Remembering My Hat

7th January 2010

To see ourselves as others see us

The other day a Physiotherapist asked me what I lectured in. I replied ‘Health and Social Care’ and she responded:

“We did 13 weeks on health and social care in my degree. We had to write an essay about treating everyone equally. I was, like, ‘I’ve got to memorise every muscle in the body, I haven’t got time for this. I promise I will treat everyone equally, just let me get on with this’.”

I was very amused by her perception of what constitutes the discipline of health and social care and it made me think about how I would characterise it.

Understanding Health and Social Care: An Introductory Reader - Published in Association with the Open University

I’m starting here from the assumption that, as for all academic disciplines, the main way you can distinguish it from other disciplines is the way practitioners (academics, researchers, students) describe themselves, and reference the literature, debates and issues that everyone else references. Or put, more positively, the academic discipline of health and social care is a discourse community. So what are the major feature of the discourse community called ‘health and social care?’

I recognise the focus on equality as a key concern, although I’m disappointed that she seemed to have no perception that there is anything systematic or difficult about inequality.

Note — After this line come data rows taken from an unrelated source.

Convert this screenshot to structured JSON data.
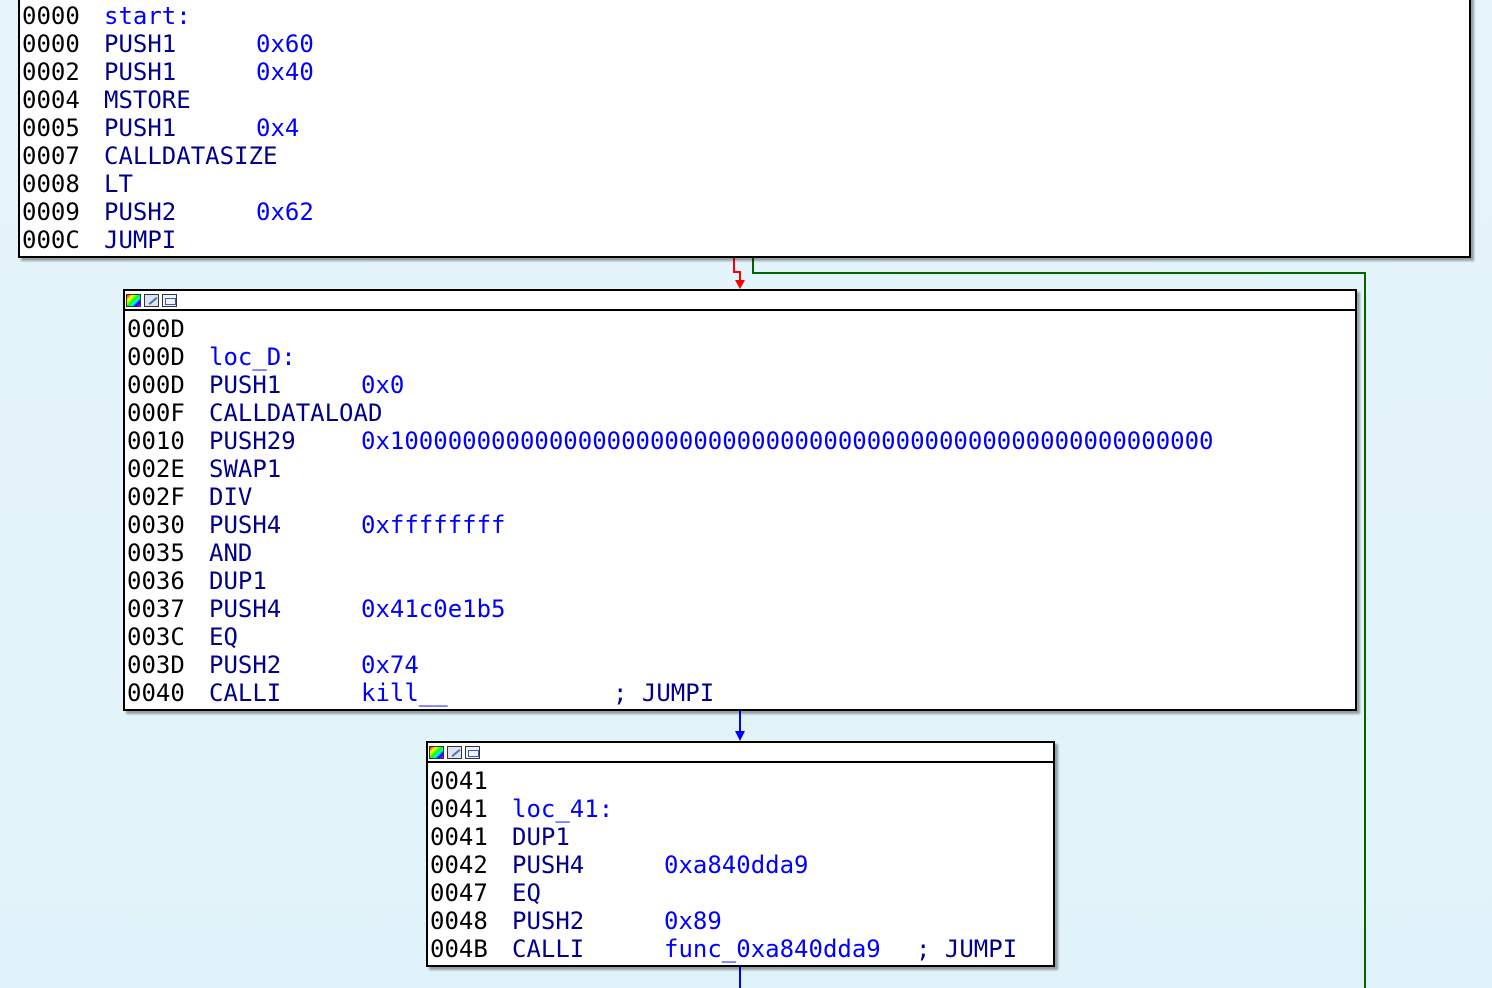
{
  "colors": {
    "edge_true": "#006400",
    "edge_false": "#ff0000",
    "edge_flow": "#0000ff",
    "address": "#000000",
    "label": "#0000ff",
    "mnemonic": "#00008b",
    "operand": "#0000ff"
  },
  "title_bar_icons": [
    "color-palette-icon",
    "edit-pencil-icon",
    "graph-view-icon"
  ],
  "blocks": {
    "start": {
      "lines": [
        {
          "addr": "0000",
          "label": "start:"
        },
        {
          "addr": "0000",
          "mnem": "PUSH1",
          "opnd": "0x60"
        },
        {
          "addr": "0002",
          "mnem": "PUSH1",
          "opnd": "0x40"
        },
        {
          "addr": "0004",
          "mnem": "MSTORE"
        },
        {
          "addr": "0005",
          "mnem": "PUSH1",
          "opnd": "0x4"
        },
        {
          "addr": "0007",
          "mnem": "CALLDATASIZE"
        },
        {
          "addr": "0008",
          "mnem": "LT"
        },
        {
          "addr": "0009",
          "mnem": "PUSH2",
          "opnd": "0x62"
        },
        {
          "addr": "000C",
          "mnem": "JUMPI"
        }
      ]
    },
    "loc_D": {
      "lines": [
        {
          "addr": "000D"
        },
        {
          "addr": "000D",
          "label": "loc_D:"
        },
        {
          "addr": "000D",
          "mnem": "PUSH1",
          "opnd": "0x0"
        },
        {
          "addr": "000F",
          "mnem": "CALLDATALOAD"
        },
        {
          "addr": "0010",
          "mnem": "PUSH29",
          "opnd": "0x100000000000000000000000000000000000000000000000000000000"
        },
        {
          "addr": "002E",
          "mnem": "SWAP1"
        },
        {
          "addr": "002F",
          "mnem": "DIV"
        },
        {
          "addr": "0030",
          "mnem": "PUSH4",
          "opnd": "0xffffffff"
        },
        {
          "addr": "0035",
          "mnem": "AND"
        },
        {
          "addr": "0036",
          "mnem": "DUP1"
        },
        {
          "addr": "0037",
          "mnem": "PUSH4",
          "opnd": "0x41c0e1b5"
        },
        {
          "addr": "003C",
          "mnem": "EQ"
        },
        {
          "addr": "003D",
          "mnem": "PUSH2",
          "opnd": "0x74"
        },
        {
          "addr": "0040",
          "mnem": "CALLI",
          "opnd": "kill__",
          "comment": "; JUMPI"
        }
      ]
    },
    "loc_41": {
      "lines": [
        {
          "addr": "0041"
        },
        {
          "addr": "0041",
          "label": "loc_41:"
        },
        {
          "addr": "0041",
          "mnem": "DUP1"
        },
        {
          "addr": "0042",
          "mnem": "PUSH4",
          "opnd": "0xa840dda9"
        },
        {
          "addr": "0047",
          "mnem": "EQ"
        },
        {
          "addr": "0048",
          "mnem": "PUSH2",
          "opnd": "0x89"
        },
        {
          "addr": "004B",
          "mnem": "CALLI",
          "opnd": "func_0xa840dda9",
          "comment": "; JUMPI"
        }
      ]
    }
  }
}
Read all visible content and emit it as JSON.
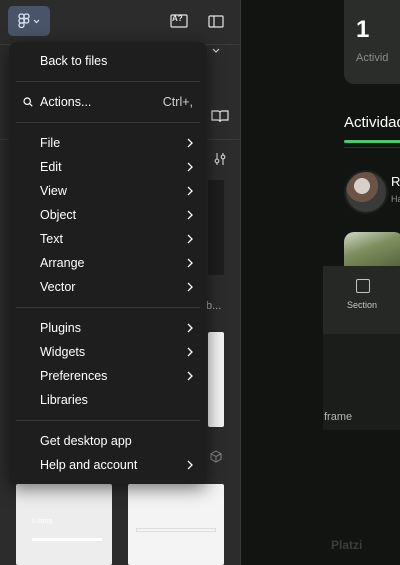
{
  "menu": {
    "back": "Back to files",
    "actions": {
      "label": "Actions...",
      "shortcut": "Ctrl+,"
    },
    "groups": [
      [
        "File",
        "Edit",
        "View",
        "Object",
        "Text",
        "Arrange",
        "Vector"
      ],
      [
        "Plugins",
        "Widgets",
        "Preferences",
        "Libraries"
      ]
    ],
    "bottom": [
      "Get desktop app",
      "Help and account"
    ]
  },
  "toolbar": {
    "ai_icon_text": "A?"
  },
  "left_panel": {
    "fragment_text": "b..."
  },
  "canvas": {
    "card_number": "1",
    "card_sub": "Activid",
    "tab_label": "Actividad",
    "avatar_letter": "R",
    "avatar_sub": "Ha",
    "section_label": "Section",
    "frame_label": "frame",
    "thumb_text": "Listing",
    "watermark": "Platzi"
  },
  "colors": {
    "accent_green": "#47c96b",
    "menu_bg": "#1e1e1e",
    "logo_bg": "#4a5468"
  }
}
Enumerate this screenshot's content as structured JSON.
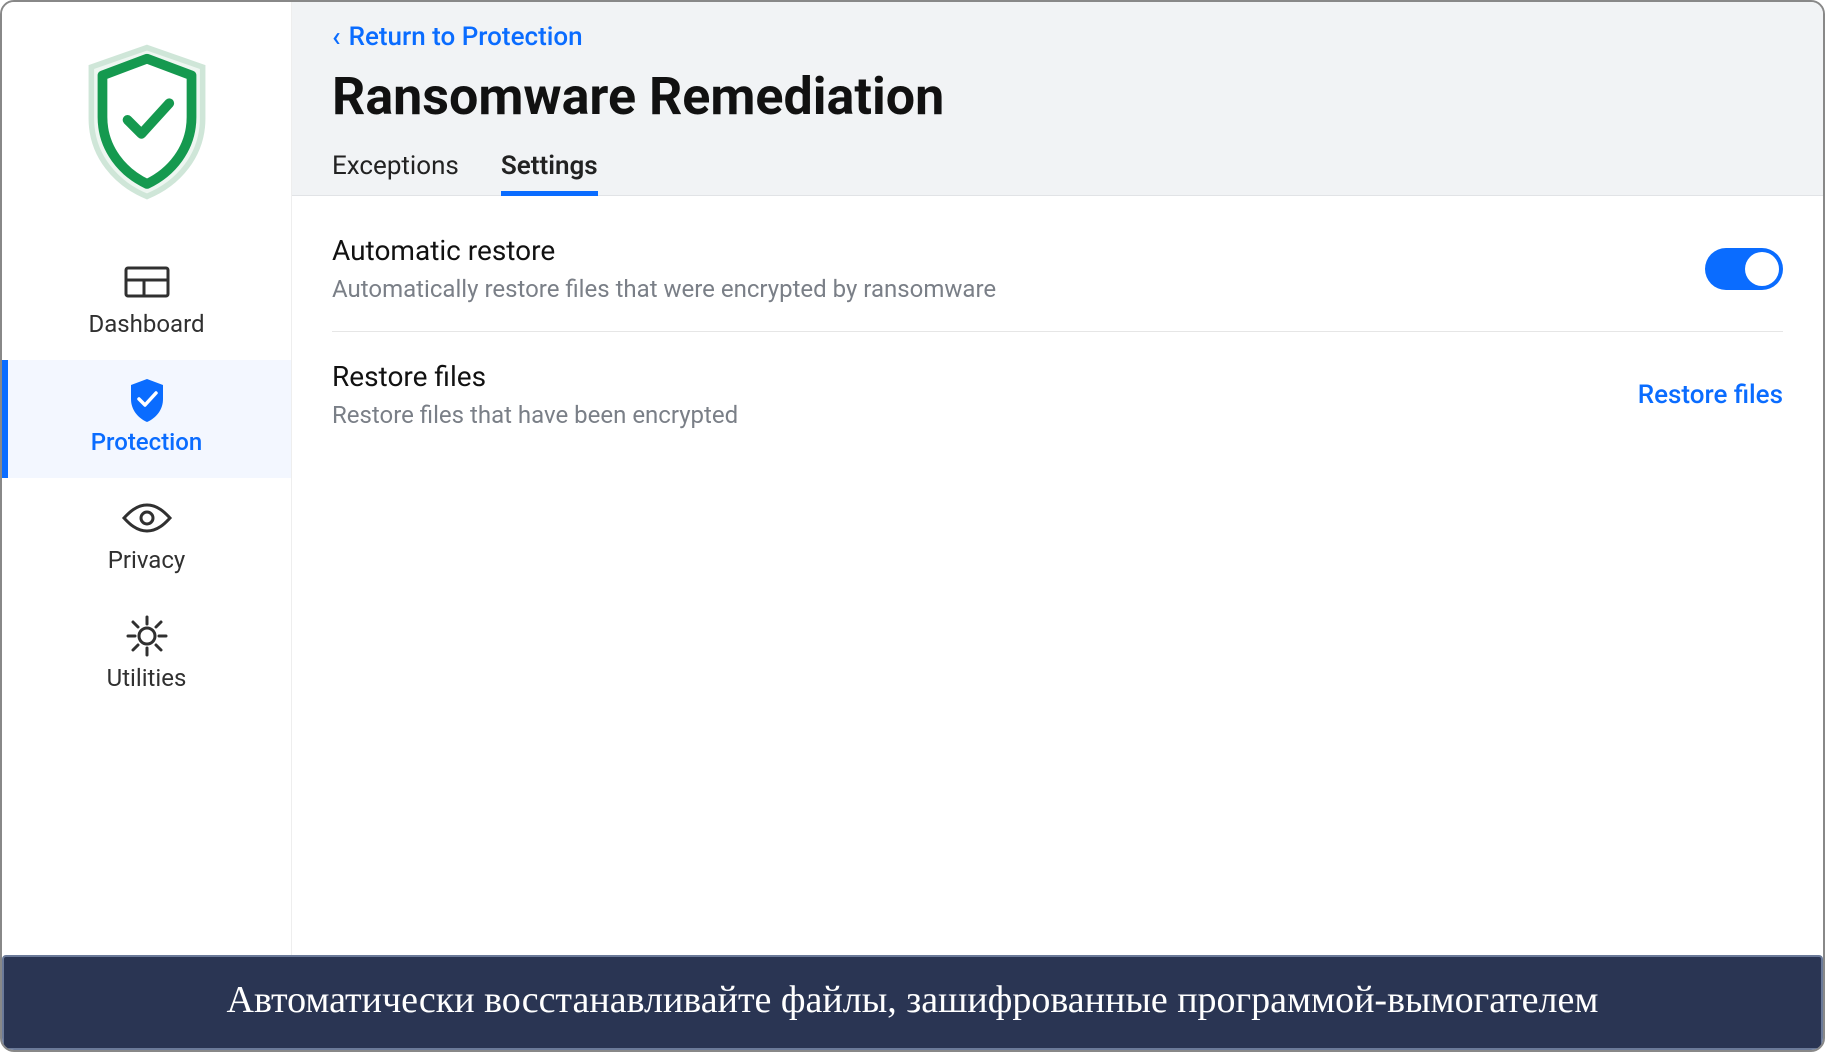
{
  "sidebar": {
    "items": [
      {
        "id": "dashboard",
        "label": "Dashboard",
        "icon": "dashboard-icon",
        "active": false
      },
      {
        "id": "protection",
        "label": "Protection",
        "icon": "shield-icon",
        "active": true
      },
      {
        "id": "privacy",
        "label": "Privacy",
        "icon": "eye-icon",
        "active": false
      },
      {
        "id": "utilities",
        "label": "Utilities",
        "icon": "gear-icon",
        "active": false
      }
    ]
  },
  "header": {
    "back_label": "Return to Protection",
    "title": "Ransomware Remediation",
    "tabs": [
      {
        "id": "exceptions",
        "label": "Exceptions",
        "active": false
      },
      {
        "id": "settings",
        "label": "Settings",
        "active": true
      }
    ]
  },
  "settings": {
    "auto_restore": {
      "title": "Automatic restore",
      "description": "Automatically restore files that were encrypted by ransomware",
      "enabled": true
    },
    "restore_files": {
      "title": "Restore files",
      "description": "Restore files that have been encrypted",
      "action_label": "Restore files"
    }
  },
  "caption": "Автоматически восстанавливайте файлы, зашифрованные программой-вымогателем",
  "colors": {
    "accent": "#0a6cff",
    "brand_green": "#15994f",
    "banner_bg": "#2a3553"
  }
}
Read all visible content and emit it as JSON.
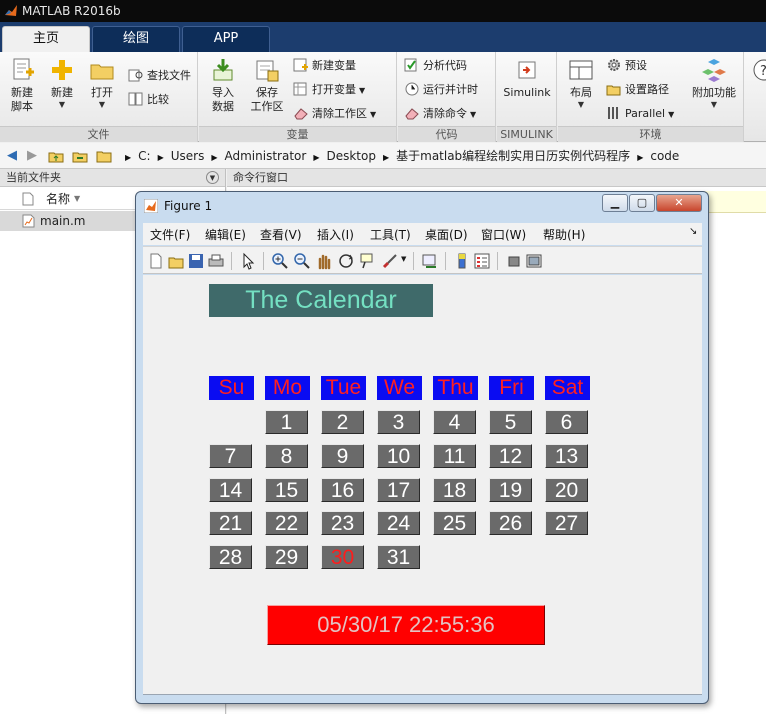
{
  "app": {
    "title": "MATLAB R2016b"
  },
  "ribbon": {
    "tabs": [
      {
        "label": "主页",
        "active": true
      },
      {
        "label": "绘图",
        "active": false
      },
      {
        "label": "APP",
        "active": false
      }
    ],
    "groups": {
      "file": {
        "label": "文件",
        "new_script": "新建\n脚本",
        "new": "新建",
        "open": "打开",
        "find_files": "查找文件",
        "compare": "比较"
      },
      "variable": {
        "label": "变量",
        "import": "导入\n数据",
        "save": "保存\n工作区",
        "new_var": "新建变量",
        "open_var": "打开变量",
        "clear_ws": "清除工作区"
      },
      "code": {
        "label": "代码",
        "analyze": "分析代码",
        "run_time": "运行并计时",
        "clear_cmd": "清除命令"
      },
      "simulink": {
        "label": "SIMULINK",
        "simulink": "Simulink"
      },
      "environment": {
        "label": "环境",
        "layout": "布局",
        "preferences": "预设",
        "set_path": "设置路径",
        "parallel": "Parallel",
        "addons": "附加功能"
      }
    }
  },
  "address": {
    "crumbs": [
      "C:",
      "Users",
      "Administrator",
      "Desktop",
      "基于matlab编程绘制实用日历实例代码程序",
      "code"
    ]
  },
  "current_folder": {
    "title": "当前文件夹",
    "column_name": "名称",
    "files": [
      {
        "name": "main.m"
      }
    ]
  },
  "command_window": {
    "title": "命令行窗口"
  },
  "figure": {
    "title": "Figure 1",
    "menu": [
      "文件(F)",
      "编辑(E)",
      "查看(V)",
      "插入(I)",
      "工具(T)",
      "桌面(D)",
      "窗口(W)",
      "帮助(H)"
    ],
    "calendar": {
      "title": "The Calendar",
      "weekdays": [
        "Su",
        "Mo",
        "Tue",
        "We",
        "Thu",
        "Fri",
        "Sat"
      ],
      "first_weekday_index": 1,
      "days_in_month": 31,
      "today": 30,
      "datetime": "05/30/17 22:55:36"
    }
  },
  "colors": {
    "ribbon_tab_bg": "#1c3d6e",
    "weekday_header_bg": "#0a0cf2",
    "weekday_header_text": "#ff2020",
    "day_cell_bg": "#6a6a6a",
    "today_text": "#ff1c1c",
    "clock_bg": "#ff0000",
    "calendar_title_bg": "#3f6a6a",
    "calendar_title_text": "#74e0c2"
  }
}
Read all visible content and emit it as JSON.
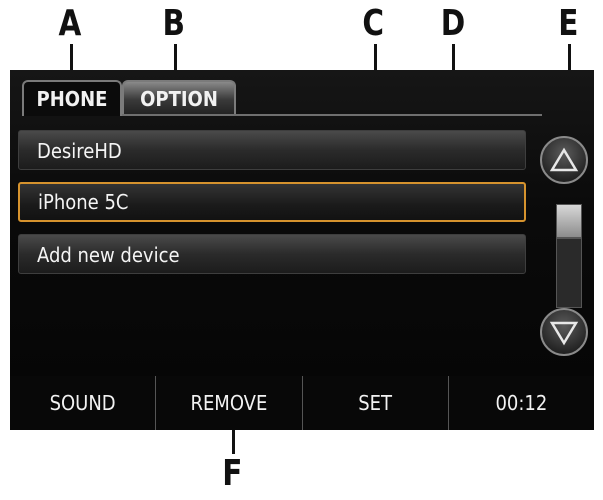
{
  "callouts": [
    "A",
    "B",
    "C",
    "D",
    "E",
    "F"
  ],
  "tabs": {
    "phone": "PHONE",
    "option": "OPTION"
  },
  "devices": [
    {
      "label": "DesireHD",
      "selected": false
    },
    {
      "label": "iPhone 5C",
      "selected": true
    },
    {
      "label": "Add new device",
      "selected": false
    }
  ],
  "scroll": {
    "up_icon": "triangle-up",
    "down_icon": "triangle-down"
  },
  "bottom_bar": {
    "sound": "SOUND",
    "remove": "REMOVE",
    "set": "SET",
    "time": "00:12"
  },
  "colors": {
    "selection_border": "#d6932e",
    "screen_bg": "#0a0a0a"
  }
}
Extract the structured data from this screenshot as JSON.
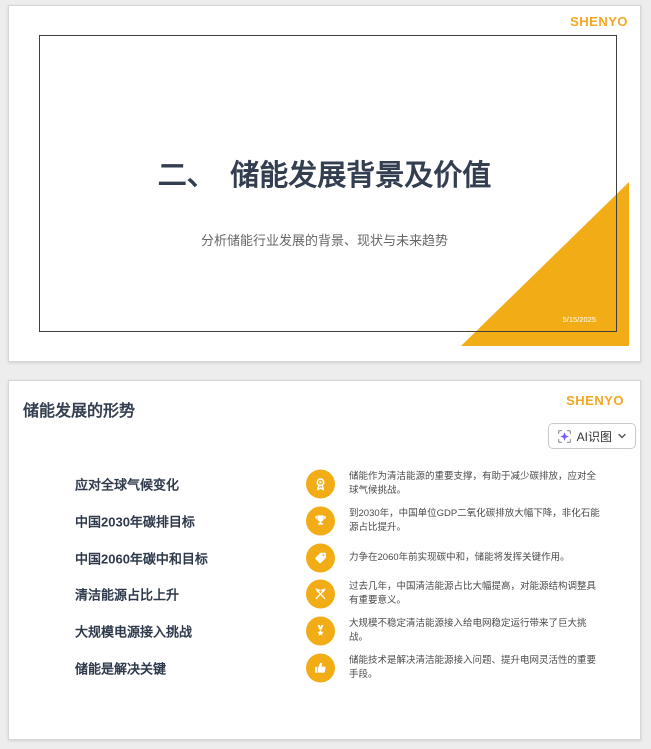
{
  "colors": {
    "accent_yellow": "#F2AC15",
    "logo_orange": "#F5A623",
    "title_dark": "#333F50",
    "frame_border": "#3F3F3F",
    "ai_sparkle_purple": "#7A5AF8",
    "page_background": "#EDEDED"
  },
  "slide1": {
    "logo": "SHENYO",
    "title": "二、　储能发展背景及价值",
    "subtitle": "分析储能行业发展的背景、现状与未来趋势",
    "date": "5/15/2025"
  },
  "slide2": {
    "logo": "SHENYO",
    "title": "储能发展的形势",
    "ai_button": {
      "label": "AI识图"
    },
    "items": [
      {
        "label": "应对全球气候变化",
        "icon": "award-medal-icon",
        "desc": "储能作为清洁能源的重要支撑，有助于减少碳排放，应对全球气候挑战。"
      },
      {
        "label": "中国2030年碳排目标",
        "icon": "trophy-icon",
        "desc": "到2030年，中国单位GDP二氧化碳排放大幅下降，非化石能源占比提升。"
      },
      {
        "label": "中国2060年碳中和目标",
        "icon": "tag-icon",
        "desc": "力争在2060年前实现碳中和，储能将发挥关键作用。"
      },
      {
        "label": "清洁能源占比上升",
        "icon": "crossed-flags-icon",
        "desc": "过去几年，中国清洁能源占比大幅提高，对能源结构调整具有重要意义。"
      },
      {
        "label": "大规模电源接入挑战",
        "icon": "medal-ribbon-icon",
        "desc": "大规模不稳定清洁能源接入给电网稳定运行带来了巨大挑战。"
      },
      {
        "label": "储能是解决关键",
        "icon": "thumbs-up-icon",
        "desc": "储能技术是解决清洁能源接入问题、提升电网灵活性的重要手段。"
      }
    ]
  }
}
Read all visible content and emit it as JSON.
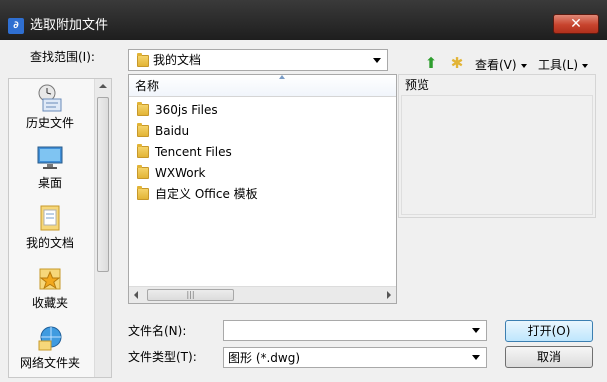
{
  "window": {
    "title": "选取附加文件",
    "close_label": "✕"
  },
  "lookin": {
    "label": "查找范围(I):",
    "value": "我的文档"
  },
  "toolbar": {
    "view_label": "查看(V)",
    "tools_label": "工具(L)"
  },
  "places": [
    {
      "label": "历史文件",
      "icon": "history-icon"
    },
    {
      "label": "桌面",
      "icon": "desktop-icon"
    },
    {
      "label": "我的文档",
      "icon": "documents-icon"
    },
    {
      "label": "收藏夹",
      "icon": "favorites-icon"
    },
    {
      "label": "网络文件夹",
      "icon": "network-folder-icon"
    }
  ],
  "filelist": {
    "column_name": "名称",
    "items": [
      "360js Files",
      "Baidu",
      "Tencent Files",
      "WXWork",
      "自定义 Office 模板"
    ]
  },
  "preview": {
    "label": "预览"
  },
  "filename": {
    "label": "文件名(N):",
    "value": ""
  },
  "filetype": {
    "label": "文件类型(T):",
    "value": "图形 (*.dwg)"
  },
  "buttons": {
    "open": "打开(O)",
    "cancel": "取消"
  },
  "colors": {
    "title_bar": "#1e1e1e",
    "close": "#c7432d",
    "folder": "#e2b436",
    "primary_button": "#bee6fd"
  }
}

I’d hope that students of health and social care come away with some understanding of the ways it’s not just about being nice to people.

I think I’d say that understanding the major features of the current provision of health and social care, including the history from which it arises (as overviewed in Block 6 of K101), is important. So things like the (somewhat arbitrary) division between health and social care; the historic privileging of health, and especially hospital based, care over secondary health care and especially social care; the implications of the changes in funding systems; the loss of trust in professionals and the increased demand for input from service users [1]; the evidence-based practice movement and its limitations. What else?

A focus on particular client groups, such as people with learning difficulties, older people or mental health service users is common, and is often the route by which people move into the study of health and social care more generally, but I’m not sure that’s essential. You would need detailed study of the particular issues affecting those groups to study Learning Difficulty or Gerontology or Mental Health Issues, but I don’t think it’s core to Health and Social Care.

I don’t think I’d say there are distinctive research methods or methodologies for health and social care, although participative/user-controlled/action/change-oriented types of research are more common than in many other fields. Likewise, there aren’t distinctive epistomological or theoretical starting points, although vaguely constructionist approaches seem particularly common.

What else?

I was also amused and discouraged in equal measure by her privileging of the concrete and physical (‘every muscle in the body’) over the wiffly-waffly interpersonal stuff. It reminded me of the privileging of the quantitative over the qualitative, which is one of my major beefs with the evidence-based practice movement.

[1] Not failing already, deliberately using this term here, since the policy generally still does.



  1. It reminded me of the privileging of the quantitative over the qualitative, which is one of my major beefs with the evidence-based practice movement.

    Yes – I was thinking of “you get what you measure”. There might be an exam on muscles of the body! which connects up, I think.

    though I’m also thinking that there’s nothing about “evidence” which justifies neglecting the qualitative… how people describe their experience is evidence too.

    Comment by Jennifer — 8th January 2010 @ 09:34 | Reply

  2. Yes, I hope her essay on health and social care at least contributed to her final degree marks (assessment defining the de facto curriculum as it does).

    > how people describe their experience is evidence too.
    Quite. I see one of my favourite articles about this is now available in Google books (apols for terrible url):

    Comment by rememberingmyhat — 11th January 2010 @ 18:17 | Reply

  3. […] because of her previous framing of anatomy as the central knowledge of physiotherapy, I had been thinking of the discipline as quite bio-medically oriented and positivist. But she […]

    Pingback by Conversations with my Physio: Part Two « Remembering My Hat — 27th January 2010 @ 16:36 | Reply

RSS feed for comments on this post. TrackBack URI

Leave a Reply

Fill in your details below or click an icon to log in: Logo

You are commenting using your account. Log Out /  Change )

Google+ photo

You are commenting using your Google+ account. Log Out /  Change )

Twitter picture

You are commenting using your Twitter account. Log Out /  Change )

Facebook photo

You are commenting using your Facebook account. Log Out /  Change )


Connecting to %s

Blog at

%d bloggers like this: